The only other congressional primary battle is in the 18th District in suburban Pittsburgh, where U.S. Rep. Tim Murphy, a Republican, is always thought to be vulnerable until he wins big. This year three Dems are vying to take him on: Steve O’Donnell of Monroeville, Beth Hafer of Mt. Lebanon, and Brien Wall of Upper St. Clair. For residents in the district (yes, I’m one of them), the contest has been largely invisible, although O’Donnell, the party endorsed Dem, has pumped out a mailing or two. Hafer, the daughter of former state treasurer Barbara Hafer, arguably has the greatest name recognition, while Wall says he has the best relationship with selected labor unions. At this stage, the race is probably a toss-up in the primary, although Murphy is clearly favored in the fall unless the ongoing FBI and Ethics Committee investigation into his use of staff for political purposes in 2006 turns up something before Nov. 4.

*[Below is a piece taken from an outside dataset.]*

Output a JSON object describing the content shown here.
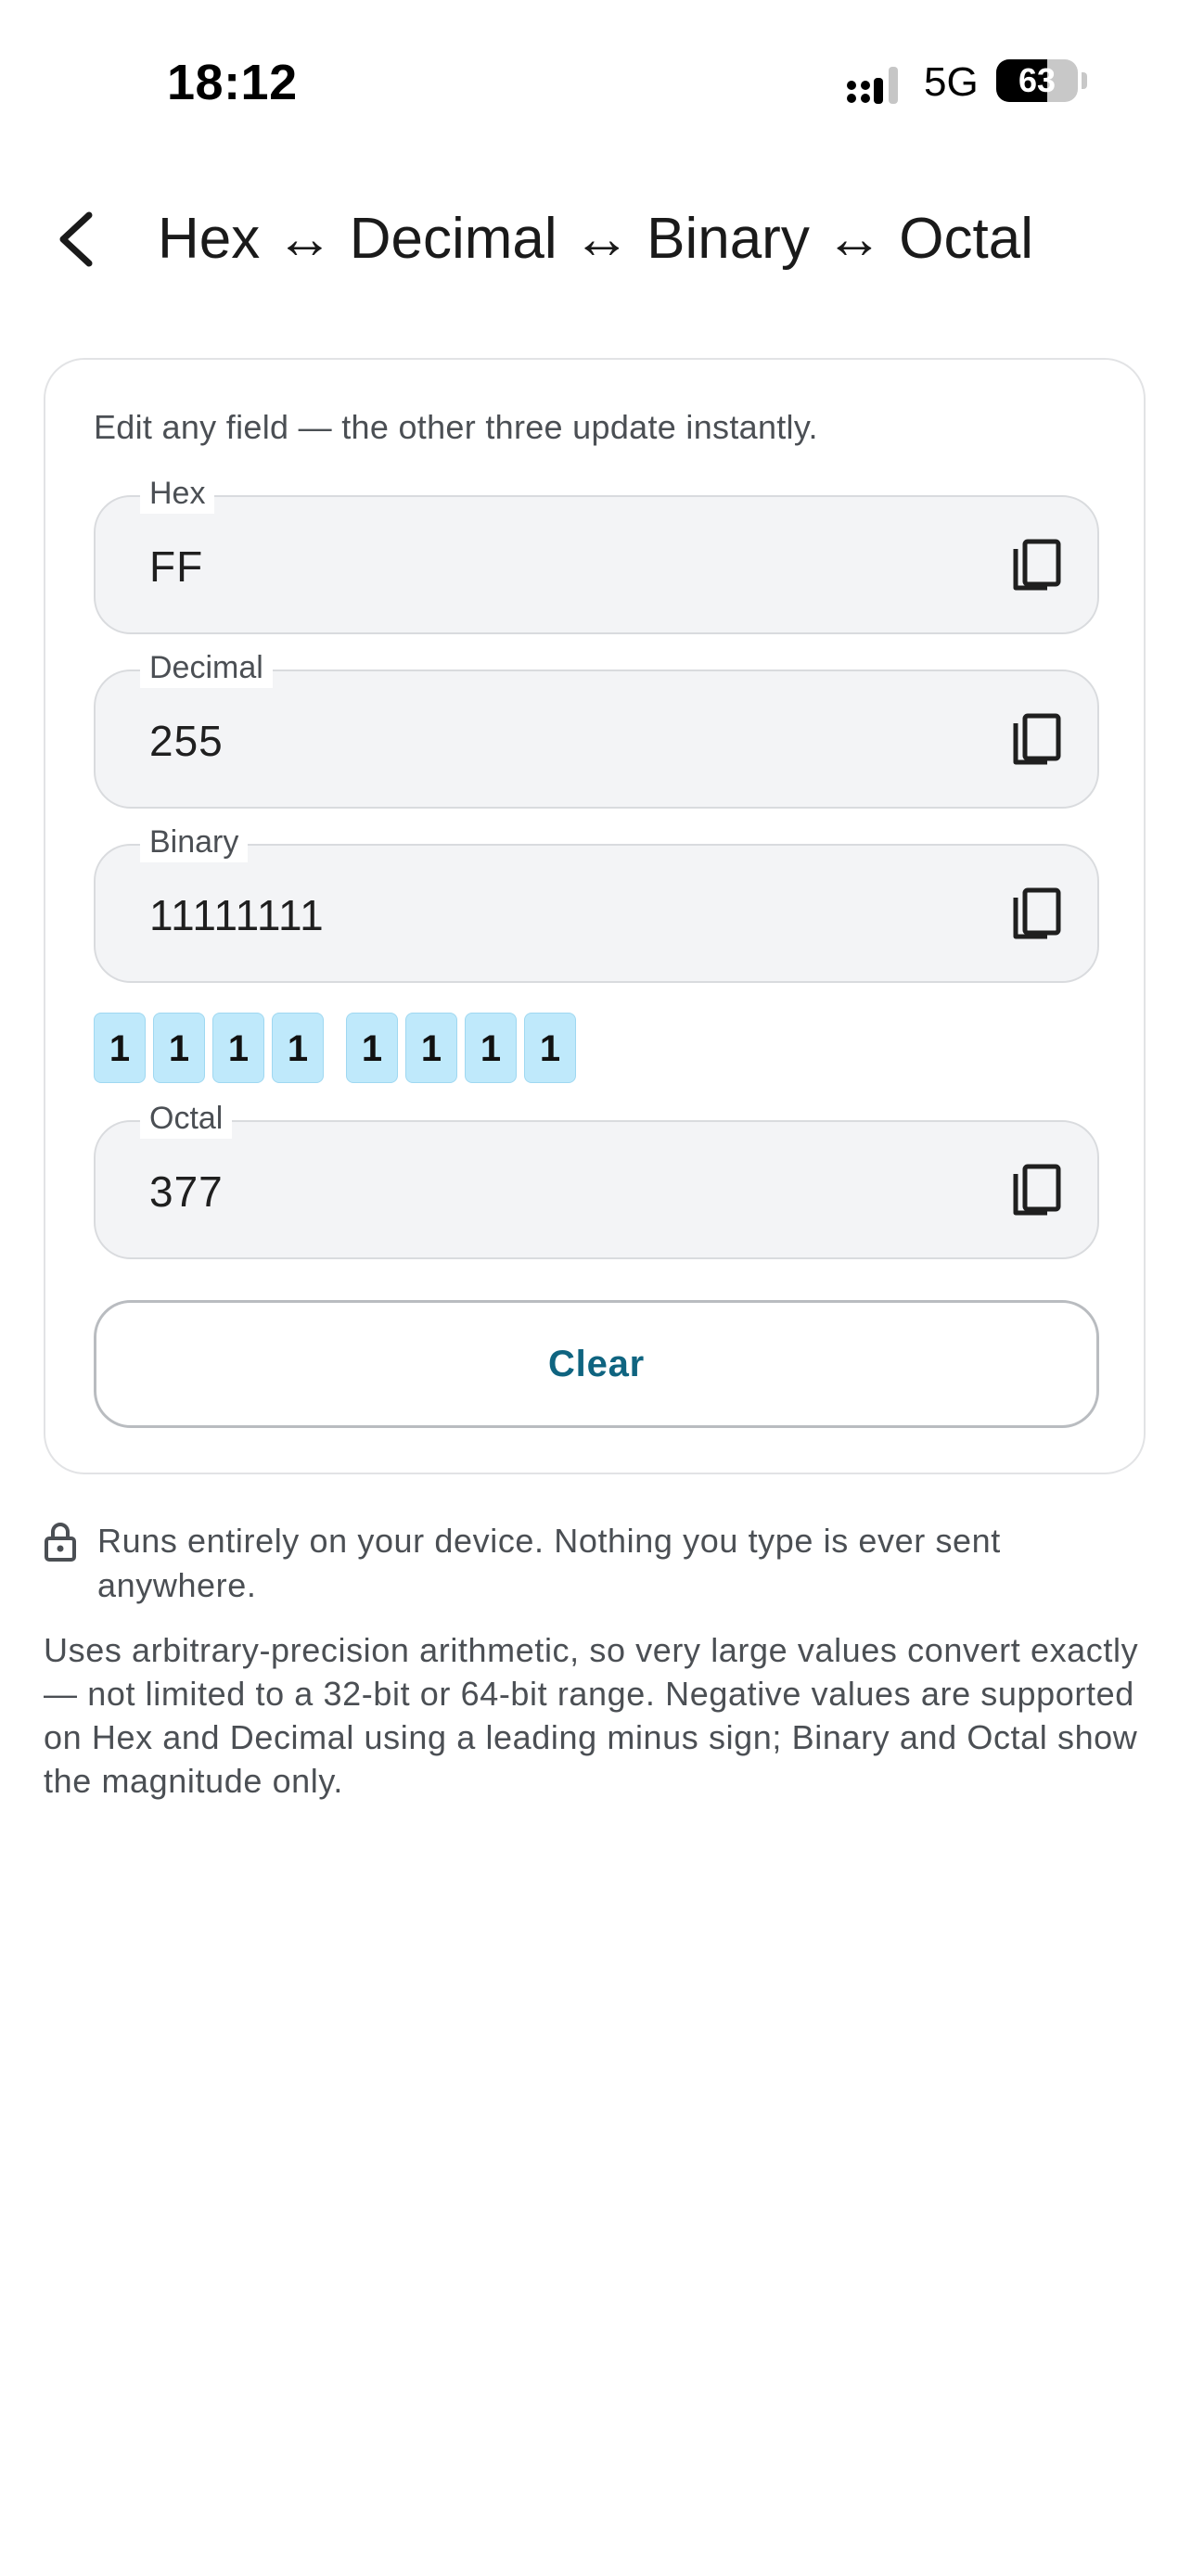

I’m going to stop here, reserving some comments about a few contested state Senate and state House races until later. As always, I welcome your comments. If you’re thinking ahead to the 2010 governor’s race, I recommend a piece I wrote for the April edition of Pittsburgh Magazine on Allegheny County executive Dan Onorato. It’s mostly biographical about the politician many think is the heir-apparent to Ed Rendell. Check it out. Spring seems to have finally hit western PA, so take a break from politics and enjoy the good weather!

4 comments:

Bram Reichbaum said...

Jon, you say near the top:

"The polls are showing an expected tightening of the race between Barack Obama and Hillary Clinton."

Yes, and this sets the table for what made the Pennsylvania situation exciting -- until now, this is about all the time he's had in many states to catch up. In Pennsylvania, he has TWO MORE WEEKS. Can he keep up the trajectory? A lot of it probably hinges on making inroads among women. Men, talk to your wives, mothers and daughters!

It's a shame, of all the ways Obama can say he genetically and socio-culturally represents everybody, the one thing he can never claim is to be a woman. Although as I've said elsewhere, he is arguably running the more feminine campaign, and has the more feminine approach to party politics.

Bram Reichbaum said...

Now, this from a P-G update this afternoon:

"In this latest survey, one of the biggest shifts is among women who went from 54 to 37 percent for Sen. Clinton April 2 to 54 to 41 percent for her today."

Giggity!

adam brown said...

Hello I just entered before I have to leave to the airport, it's been very nice to meet you, if you want here is the site I told you about where I type some stuff and make good money (I work from home): here it is

Felix Dzerzhinsky said...

Mr. Delano -- In your discussion of "identity politics" and the presidential race, you write that: "Just as African Americans have rallied to Obama, despite Clinton's strong civil rights record, so also women may be inclined to support Clinton, the first woman with a real shot at the White House, no matter how good Obama's record on women's issues."

The way this is discussed unsettles me, and I do not mean to single you out, because most commentators do it. But the discussion of "women" as a voting block always leaves out a crucial qualification: it applies only to white women. There is no "gender gap" among black voters. The gender gap is in voting patterns is solely a white thing. The only unusual thing about this primary election is that the gender gap among whites is reversed: usually it is white women who vote more "black" than white men, not the reverse as it is currently. And I suspect that that pattern will reassert itself in the general election no matter who the Democratic nominee is!